One mail voting concern is “ballot harvesting,” in which volunteers or organized workers collect ballots from individual voters and take them to registrars’ offices or polling places. Most states allow ballots to be gathered and returned only by narrowly defined individuals, usually close relatives or people specifically designated by the voter.
Defenders say that broadly opening the process of gathering ballots from voters and returning them for counting empowers more people such as the elderly, poor or minorities to vote. Opponents say it risks ballot security, noting that partisan or activist harvesters could collect ballots from voters known to be favorable to their party or candidates and discard those from an adversary’s supporters. Such harvesting in 2018 by a Republican congressional candidate’s operative prompted North Carolina to void the Republican’s narrow victory and order a new election. In California, where harvesting is legal, Republicans blamed late-arriving “harvested” ballots for several GOP incumbent losses that year.
Virginia Gov. Ralph Northam, a Democrat, used his executive authority last week to delay the June 9 congressional primaries by two weeks. He is asking the General Assembly, in its April 22 reconvened session, to reschedule May municipal elections for November, adding May’s races to the general election ballot.
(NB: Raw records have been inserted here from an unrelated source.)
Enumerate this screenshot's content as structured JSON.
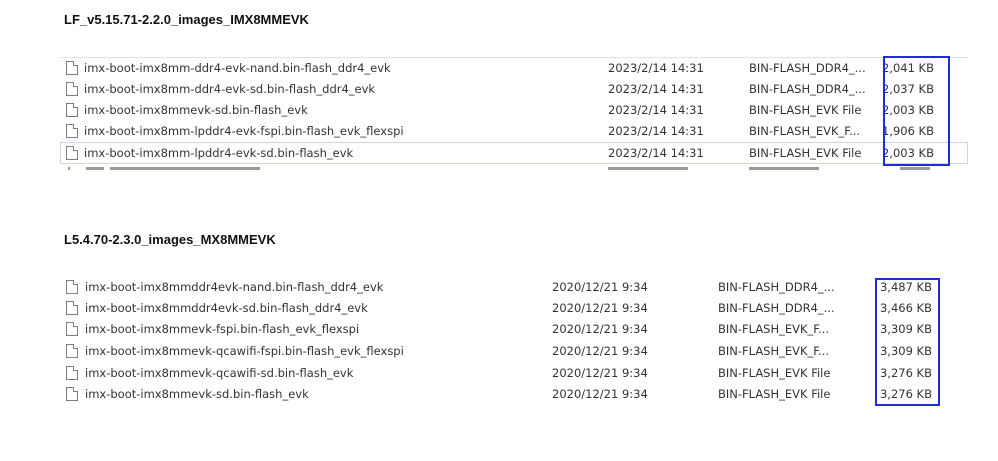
{
  "sections": [
    {
      "title": "LF_v5.15.71-2.2.0_images_IMX8MMEVK",
      "files": [
        {
          "name": "imx-boot-imx8mm-ddr4-evk-nand.bin-flash_ddr4_evk",
          "date": "2023/2/14 14:31",
          "type": "BIN-FLASH_DDR4_...",
          "size": "2,041 KB"
        },
        {
          "name": "imx-boot-imx8mm-ddr4-evk-sd.bin-flash_ddr4_evk",
          "date": "2023/2/14 14:31",
          "type": "BIN-FLASH_DDR4_...",
          "size": "2,037 KB"
        },
        {
          "name": "imx-boot-imx8mmevk-sd.bin-flash_evk",
          "date": "2023/2/14 14:31",
          "type": "BIN-FLASH_EVK File",
          "size": "2,003 KB"
        },
        {
          "name": "imx-boot-imx8mm-lpddr4-evk-fspi.bin-flash_evk_flexspi",
          "date": "2023/2/14 14:31",
          "type": "BIN-FLASH_EVK_F...",
          "size": "1,906 KB"
        },
        {
          "name": "imx-boot-imx8mm-lpddr4-evk-sd.bin-flash_evk",
          "date": "2023/2/14 14:31",
          "type": "BIN-FLASH_EVK File",
          "size": "2,003 KB"
        }
      ]
    },
    {
      "title": "L5.4.70-2.3.0_images_MX8MMEVK",
      "files": [
        {
          "name": "imx-boot-imx8mmddr4evk-nand.bin-flash_ddr4_evk",
          "date": "2020/12/21 9:34",
          "type": "BIN-FLASH_DDR4_...",
          "size": "3,487 KB"
        },
        {
          "name": "imx-boot-imx8mmddr4evk-sd.bin-flash_ddr4_evk",
          "date": "2020/12/21 9:34",
          "type": "BIN-FLASH_DDR4_...",
          "size": "3,466 KB"
        },
        {
          "name": "imx-boot-imx8mmevk-fspi.bin-flash_evk_flexspi",
          "date": "2020/12/21 9:34",
          "type": "BIN-FLASH_EVK_F...",
          "size": "3,309 KB"
        },
        {
          "name": "imx-boot-imx8mmevk-qcawifi-fspi.bin-flash_evk_flexspi",
          "date": "2020/12/21 9:34",
          "type": "BIN-FLASH_EVK_F...",
          "size": "3,309 KB"
        },
        {
          "name": "imx-boot-imx8mmevk-qcawifi-sd.bin-flash_evk",
          "date": "2020/12/21 9:34",
          "type": "BIN-FLASH_EVK File",
          "size": "3,276 KB"
        },
        {
          "name": "imx-boot-imx8mmevk-sd.bin-flash_evk",
          "date": "2020/12/21 9:34",
          "type": "BIN-FLASH_EVK File",
          "size": "3,276 KB"
        }
      ]
    }
  ],
  "colors": {
    "highlight_box": "#1f2fcf",
    "selection_border": "#c6d8ea"
  },
  "icons": {
    "file": "file-icon"
  }
}
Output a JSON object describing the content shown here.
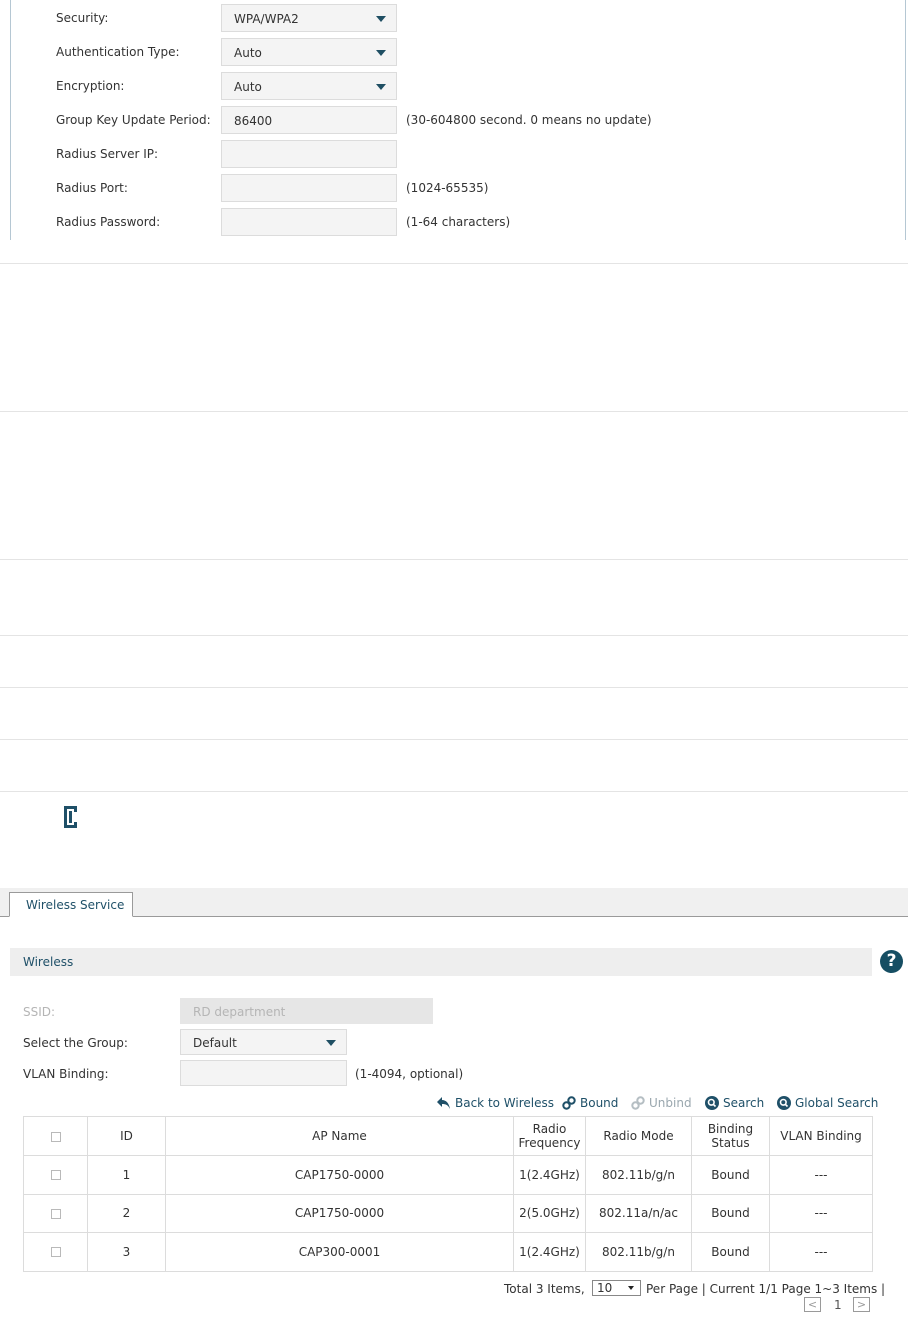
{
  "security_form": {
    "security_label": "Security:",
    "security_value": "WPA/WPA2",
    "auth_label": "Authentication Type:",
    "auth_value": "Auto",
    "encryption_label": "Encryption:",
    "encryption_value": "Auto",
    "gkup_label": "Group Key Update Period:",
    "gkup_value": "86400",
    "gkup_hint": "(30-604800 second. 0 means no update)",
    "radius_ip_label": "Radius Server IP:",
    "radius_ip_value": "",
    "radius_port_label": "Radius Port:",
    "radius_port_value": "",
    "radius_port_hint": "(1024-65535)",
    "radius_pw_label": "Radius Password:",
    "radius_pw_value": "",
    "radius_pw_hint": "(1-64  characters)"
  },
  "tabs": [
    {
      "label": "Wireless Service",
      "active": true
    }
  ],
  "section_title": "Wireless",
  "form": {
    "ssid_label": "SSID:",
    "ssid_value": "RD department",
    "group_label": "Select the Group:",
    "group_value": "Default",
    "vlan_label": "VLAN Binding:",
    "vlan_value": "",
    "vlan_hint": "(1-4094, optional)"
  },
  "toolbar": {
    "back": "Back to Wireless",
    "bound": "Bound",
    "unbind": "Unbind",
    "search": "Search",
    "global_search": "Global Search"
  },
  "table": {
    "headers": {
      "id": "ID",
      "ap_name": "AP Name",
      "radio_frequency_1": "Radio",
      "radio_frequency_2": "Frequency",
      "radio_mode": "Radio Mode",
      "binding_status_1": "Binding",
      "binding_status_2": "Status",
      "vlan_binding": "VLAN Binding"
    },
    "rows": [
      {
        "id": "1",
        "ap_name": "CAP1750-0000",
        "radio_frequency": "1(2.4GHz)",
        "radio_mode": "802.11b/g/n",
        "binding_status": "Bound",
        "vlan_binding": "---"
      },
      {
        "id": "2",
        "ap_name": "CAP1750-0000",
        "radio_frequency": "2(5.0GHz)",
        "radio_mode": "802.11a/n/ac",
        "binding_status": "Bound",
        "vlan_binding": "---"
      },
      {
        "id": "3",
        "ap_name": "CAP300-0001",
        "radio_frequency": "1(2.4GHz)",
        "radio_mode": "802.11b/g/n",
        "binding_status": "Bound",
        "vlan_binding": "---"
      }
    ]
  },
  "pagination": {
    "total": "Total 3 Items,",
    "per_page_value": "10",
    "per_page_label": "Per Page | Current 1/1 Page 1~3 Items |",
    "page_number": "1",
    "prev": "<",
    "next": ">"
  },
  "colors": {
    "accent": "#1f5068",
    "help_icon": "#164e63",
    "panel_border": "#b5c7d3"
  }
}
Earlier this year, Virginia passed reforms to ease ballot access after Democrats seized control of the House and Senate in the 2019 election. The requirement that voters bring IDs to the polls was scrapped, and absentee balloting was liberalized to eliminate a requirement that voters choose one of a limited number of reasons they can’t vote in person on election day in applying to vote absentee. Absentee ballots can be returned by mail but differ from mail voting in that absentee ballots are sent only upon a voter’s request.
For logistical and political reasons, vote-by-mail appears unlikely in Virginia this year. Northam, in a recent media briefing, said greater use of absentee voting is one way to carry out Virginia’s 2020 elections. House Speaker Eileen Filler-Corn, through a spokesman, declined to discuss voting and options for this year’s elections.